(Task brief): Each line below containing the word "Бонусы" needs to be shown.

== Information provided

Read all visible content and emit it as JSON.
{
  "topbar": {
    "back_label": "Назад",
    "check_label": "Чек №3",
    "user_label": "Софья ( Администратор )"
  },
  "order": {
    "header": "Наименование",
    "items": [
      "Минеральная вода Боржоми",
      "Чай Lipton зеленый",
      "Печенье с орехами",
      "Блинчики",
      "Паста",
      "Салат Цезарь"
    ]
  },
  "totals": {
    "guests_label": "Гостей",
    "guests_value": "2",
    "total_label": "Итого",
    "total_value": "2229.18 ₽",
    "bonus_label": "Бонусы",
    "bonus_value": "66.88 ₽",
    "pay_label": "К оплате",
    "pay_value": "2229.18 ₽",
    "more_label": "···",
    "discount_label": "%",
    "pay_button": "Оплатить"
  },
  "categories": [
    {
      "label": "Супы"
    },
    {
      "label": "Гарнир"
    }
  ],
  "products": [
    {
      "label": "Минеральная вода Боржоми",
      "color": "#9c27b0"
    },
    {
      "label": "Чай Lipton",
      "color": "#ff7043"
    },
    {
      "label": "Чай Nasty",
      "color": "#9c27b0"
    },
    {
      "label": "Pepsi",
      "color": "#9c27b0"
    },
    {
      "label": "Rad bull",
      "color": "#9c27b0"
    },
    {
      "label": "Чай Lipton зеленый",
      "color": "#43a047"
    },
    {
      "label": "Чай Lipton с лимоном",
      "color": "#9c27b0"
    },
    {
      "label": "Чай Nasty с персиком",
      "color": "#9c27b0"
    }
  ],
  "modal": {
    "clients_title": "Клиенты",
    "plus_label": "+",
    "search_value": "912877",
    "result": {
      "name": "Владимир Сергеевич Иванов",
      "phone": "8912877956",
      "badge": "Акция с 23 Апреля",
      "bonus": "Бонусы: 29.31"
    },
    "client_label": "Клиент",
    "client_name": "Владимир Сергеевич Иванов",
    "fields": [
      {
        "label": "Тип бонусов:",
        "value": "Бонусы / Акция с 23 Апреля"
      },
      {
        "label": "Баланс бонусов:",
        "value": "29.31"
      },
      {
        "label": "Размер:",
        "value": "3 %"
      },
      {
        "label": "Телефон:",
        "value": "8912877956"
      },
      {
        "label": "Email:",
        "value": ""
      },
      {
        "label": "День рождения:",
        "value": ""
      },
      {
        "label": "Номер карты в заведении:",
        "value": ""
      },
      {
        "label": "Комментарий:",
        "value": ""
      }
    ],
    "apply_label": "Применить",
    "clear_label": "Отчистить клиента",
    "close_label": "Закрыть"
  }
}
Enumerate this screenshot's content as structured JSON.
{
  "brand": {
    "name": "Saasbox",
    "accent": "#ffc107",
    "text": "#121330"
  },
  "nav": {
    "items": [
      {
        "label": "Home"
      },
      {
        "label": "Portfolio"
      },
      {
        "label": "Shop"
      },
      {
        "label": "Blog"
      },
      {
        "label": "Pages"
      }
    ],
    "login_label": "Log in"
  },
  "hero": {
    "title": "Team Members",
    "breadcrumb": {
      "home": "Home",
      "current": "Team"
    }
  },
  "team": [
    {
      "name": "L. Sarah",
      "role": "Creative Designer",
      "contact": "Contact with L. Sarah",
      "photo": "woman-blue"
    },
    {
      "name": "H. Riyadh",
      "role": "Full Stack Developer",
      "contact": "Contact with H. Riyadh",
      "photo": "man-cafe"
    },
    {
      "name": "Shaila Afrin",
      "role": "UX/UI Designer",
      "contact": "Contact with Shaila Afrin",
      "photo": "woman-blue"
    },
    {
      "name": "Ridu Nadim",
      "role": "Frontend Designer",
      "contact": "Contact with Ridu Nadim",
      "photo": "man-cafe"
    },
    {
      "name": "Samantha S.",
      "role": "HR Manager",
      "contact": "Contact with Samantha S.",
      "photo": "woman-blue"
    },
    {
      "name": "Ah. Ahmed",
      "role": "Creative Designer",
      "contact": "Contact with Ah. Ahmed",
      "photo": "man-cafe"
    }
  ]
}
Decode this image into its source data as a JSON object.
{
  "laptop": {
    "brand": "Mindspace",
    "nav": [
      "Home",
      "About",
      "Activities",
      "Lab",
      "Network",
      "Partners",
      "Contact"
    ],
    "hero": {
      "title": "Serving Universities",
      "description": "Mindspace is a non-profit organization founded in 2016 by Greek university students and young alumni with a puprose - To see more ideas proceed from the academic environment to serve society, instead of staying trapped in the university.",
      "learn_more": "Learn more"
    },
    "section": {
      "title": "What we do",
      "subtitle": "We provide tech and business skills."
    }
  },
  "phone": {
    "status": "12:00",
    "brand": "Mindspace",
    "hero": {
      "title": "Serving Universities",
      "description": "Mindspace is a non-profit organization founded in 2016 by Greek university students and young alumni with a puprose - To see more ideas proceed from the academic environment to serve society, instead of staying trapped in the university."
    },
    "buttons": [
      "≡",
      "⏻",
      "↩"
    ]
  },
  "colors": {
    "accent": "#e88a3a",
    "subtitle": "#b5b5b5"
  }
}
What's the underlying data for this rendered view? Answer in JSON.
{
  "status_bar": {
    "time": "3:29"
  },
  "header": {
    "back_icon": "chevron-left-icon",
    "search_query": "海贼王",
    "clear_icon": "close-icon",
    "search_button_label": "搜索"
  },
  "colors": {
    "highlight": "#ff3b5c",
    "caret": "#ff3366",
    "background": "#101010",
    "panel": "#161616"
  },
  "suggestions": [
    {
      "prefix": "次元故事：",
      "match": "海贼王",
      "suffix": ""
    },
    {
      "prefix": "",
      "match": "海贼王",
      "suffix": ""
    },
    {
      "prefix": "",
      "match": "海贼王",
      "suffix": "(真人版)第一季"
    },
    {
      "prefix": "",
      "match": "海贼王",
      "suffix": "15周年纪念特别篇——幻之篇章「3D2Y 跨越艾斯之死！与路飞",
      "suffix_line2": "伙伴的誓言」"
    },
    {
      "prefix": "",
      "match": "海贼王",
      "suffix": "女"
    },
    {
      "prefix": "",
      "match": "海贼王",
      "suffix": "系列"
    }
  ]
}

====

(Response area):
    "bonus_label": "Бонусы",
      "bonus": "Бонусы: 29.31"
        "value": "Бонусы / Акция с 23 Апреля"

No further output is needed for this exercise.